* **What is required**
Match the string "yarn" against each line below, and copy every line that matches.

* **Data for this task**
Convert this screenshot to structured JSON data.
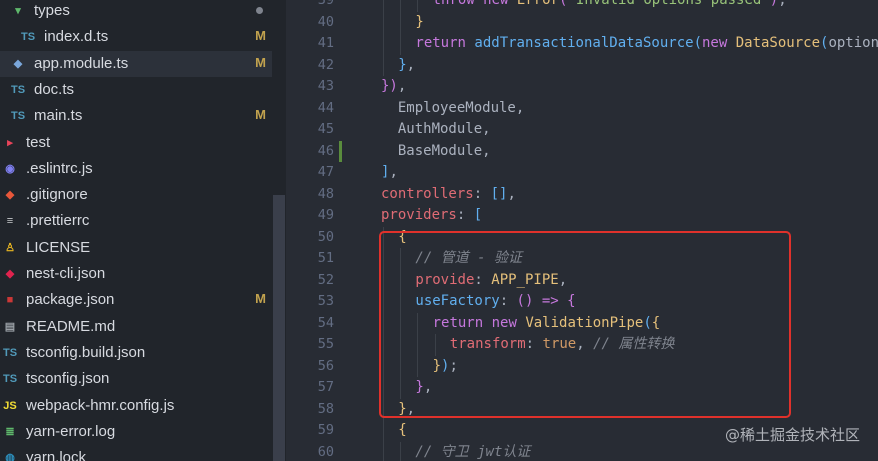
{
  "explorer": {
    "items": [
      {
        "name": "types",
        "icon": "folder-icon",
        "glyph": "▾",
        "color": "#5fb96c",
        "status": "dot",
        "indent": 10,
        "selected": false
      },
      {
        "name": "index.d.ts",
        "icon": "typescript-icon",
        "glyph": "TS",
        "color": "#519aba",
        "status": "M",
        "indent": 20,
        "selected": false
      },
      {
        "name": "app.module.ts",
        "icon": "nest-module-icon",
        "glyph": "◆",
        "color": "#7aa6da",
        "status": "M",
        "indent": 10,
        "selected": true
      },
      {
        "name": "doc.ts",
        "icon": "typescript-icon",
        "glyph": "TS",
        "color": "#519aba",
        "status": "",
        "indent": 10,
        "selected": false
      },
      {
        "name": "main.ts",
        "icon": "typescript-icon",
        "glyph": "TS",
        "color": "#519aba",
        "status": "M",
        "indent": 10,
        "selected": false
      },
      {
        "name": "test",
        "icon": "test-folder-icon",
        "glyph": "▸",
        "color": "#e8445a",
        "status": "",
        "indent": 2,
        "selected": false
      },
      {
        "name": ".eslintrc.js",
        "icon": "eslint-icon",
        "glyph": "◉",
        "color": "#8080f2",
        "status": "",
        "indent": 2,
        "selected": false
      },
      {
        "name": ".gitignore",
        "icon": "git-icon",
        "glyph": "◆",
        "color": "#e8573a",
        "status": "",
        "indent": 2,
        "selected": false
      },
      {
        "name": ".prettierrc",
        "icon": "prettier-icon",
        "glyph": "≡",
        "color": "#c7c9cc",
        "status": "",
        "indent": 2,
        "selected": false
      },
      {
        "name": "LICENSE",
        "icon": "license-icon",
        "glyph": "♙",
        "color": "#e6b422",
        "status": "",
        "indent": 2,
        "selected": false
      },
      {
        "name": "nest-cli.json",
        "icon": "nest-icon",
        "glyph": "◆",
        "color": "#e0234e",
        "status": "",
        "indent": 2,
        "selected": false
      },
      {
        "name": "package.json",
        "icon": "npm-icon",
        "glyph": "■",
        "color": "#cb3837",
        "status": "M",
        "indent": 2,
        "selected": false
      },
      {
        "name": "README.md",
        "icon": "markdown-icon",
        "glyph": "▤",
        "color": "#9aa0a6",
        "status": "",
        "indent": 2,
        "selected": false
      },
      {
        "name": "tsconfig.build.json",
        "icon": "tsconfig-icon",
        "glyph": "TS",
        "color": "#519aba",
        "status": "",
        "indent": 2,
        "selected": false
      },
      {
        "name": "tsconfig.json",
        "icon": "tsconfig-icon",
        "glyph": "TS",
        "color": "#519aba",
        "status": "",
        "indent": 2,
        "selected": false
      },
      {
        "name": "webpack-hmr.config.js",
        "icon": "javascript-icon",
        "glyph": "JS",
        "color": "#f1dd35",
        "status": "",
        "indent": 2,
        "selected": false
      },
      {
        "name": "yarn-error.log",
        "icon": "log-icon",
        "glyph": "≣",
        "color": "#5fb96c",
        "status": "",
        "indent": 2,
        "selected": false
      },
      {
        "name": "yarn.lock",
        "icon": "yarn-icon",
        "glyph": "◍",
        "color": "#2c8ebb",
        "status": "",
        "indent": 2,
        "selected": false
      }
    ]
  },
  "editor": {
    "lines": [
      {
        "n": "39",
        "ind": 3,
        "t": [
          [
            "k",
            "throw "
          ],
          [
            "k",
            "new "
          ],
          [
            "cls",
            "Error"
          ],
          [
            "b2",
            "("
          ],
          [
            "str",
            "'Invalid options passed'"
          ],
          [
            "b2",
            ")"
          ],
          [
            "pl",
            ";"
          ]
        ]
      },
      {
        "n": "40",
        "ind": 2,
        "t": [
          [
            "b1",
            "}"
          ]
        ]
      },
      {
        "n": "41",
        "ind": 2,
        "t": [
          [
            "k",
            "return "
          ],
          [
            "fn",
            "addTransactionalDataSource"
          ],
          [
            "b3",
            "("
          ],
          [
            "k",
            "new "
          ],
          [
            "cls",
            "DataSource"
          ],
          [
            "b3",
            "("
          ],
          [
            "pl",
            "options"
          ]
        ]
      },
      {
        "n": "42",
        "ind": 1,
        "t": [
          [
            "b3",
            "}"
          ],
          [
            "pl",
            ","
          ]
        ]
      },
      {
        "n": "43",
        "ind": 0,
        "t": [
          [
            "b2",
            "})"
          ],
          [
            "pl",
            ","
          ]
        ]
      },
      {
        "n": "44",
        "ind": 0,
        "t": [
          [
            "pl",
            "  EmployeeModule,"
          ]
        ]
      },
      {
        "n": "45",
        "ind": 0,
        "t": [
          [
            "pl",
            "  AuthModule,"
          ]
        ]
      },
      {
        "n": "46",
        "ind": 0,
        "t": [
          [
            "pl",
            "  BaseModule,"
          ]
        ]
      },
      {
        "n": "47",
        "ind": 0,
        "t": [
          [
            "b3",
            "]"
          ],
          [
            "pl",
            ","
          ]
        ]
      },
      {
        "n": "48",
        "ind": 0,
        "t": [
          [
            "prop",
            "controllers"
          ],
          [
            "pl",
            ": "
          ],
          [
            "b3",
            "[]"
          ],
          [
            "pl",
            ","
          ]
        ]
      },
      {
        "n": "49",
        "ind": 0,
        "t": [
          [
            "prop",
            "providers"
          ],
          [
            "pl",
            ": "
          ],
          [
            "b3",
            "["
          ]
        ]
      },
      {
        "n": "50",
        "ind": 1,
        "t": [
          [
            "b1",
            "{"
          ]
        ]
      },
      {
        "n": "51",
        "ind": 2,
        "t": [
          [
            "cm",
            "// 管道 - 验证"
          ]
        ]
      },
      {
        "n": "52",
        "ind": 2,
        "t": [
          [
            "prop",
            "provide"
          ],
          [
            "pl",
            ": "
          ],
          [
            "cls",
            "APP_PIPE"
          ],
          [
            "pl",
            ","
          ]
        ]
      },
      {
        "n": "53",
        "ind": 2,
        "t": [
          [
            "fn",
            "useFactory"
          ],
          [
            "pl",
            ": "
          ],
          [
            "b2",
            "()"
          ],
          [
            "k",
            " => "
          ],
          [
            "b2",
            "{"
          ]
        ]
      },
      {
        "n": "54",
        "ind": 3,
        "t": [
          [
            "k",
            "return "
          ],
          [
            "k",
            "new "
          ],
          [
            "cls",
            "ValidationPipe"
          ],
          [
            "b3",
            "("
          ],
          [
            "b1",
            "{"
          ]
        ]
      },
      {
        "n": "55",
        "ind": 4,
        "t": [
          [
            "prop",
            "transform"
          ],
          [
            "pl",
            ": "
          ],
          [
            "num",
            "true"
          ],
          [
            "pl",
            ", "
          ],
          [
            "cm",
            "// 属性转换"
          ]
        ]
      },
      {
        "n": "56",
        "ind": 3,
        "t": [
          [
            "b1",
            "}"
          ],
          [
            "b3",
            ")"
          ],
          [
            "pl",
            ";"
          ]
        ]
      },
      {
        "n": "57",
        "ind": 2,
        "t": [
          [
            "b2",
            "}"
          ],
          [
            "pl",
            ","
          ]
        ]
      },
      {
        "n": "58",
        "ind": 1,
        "t": [
          [
            "b1",
            "}"
          ],
          [
            "pl",
            ","
          ]
        ]
      },
      {
        "n": "59",
        "ind": 1,
        "t": [
          [
            "b1",
            "{"
          ]
        ]
      },
      {
        "n": "60",
        "ind": 2,
        "t": [
          [
            "cm",
            "// 守卫 jwt认证"
          ]
        ]
      }
    ]
  },
  "watermark": "@稀土掘金技术社区"
}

* **Task output**
        "name": "yarn-error.log",
        "name": "yarn.lock",
        "icon": "yarn-icon",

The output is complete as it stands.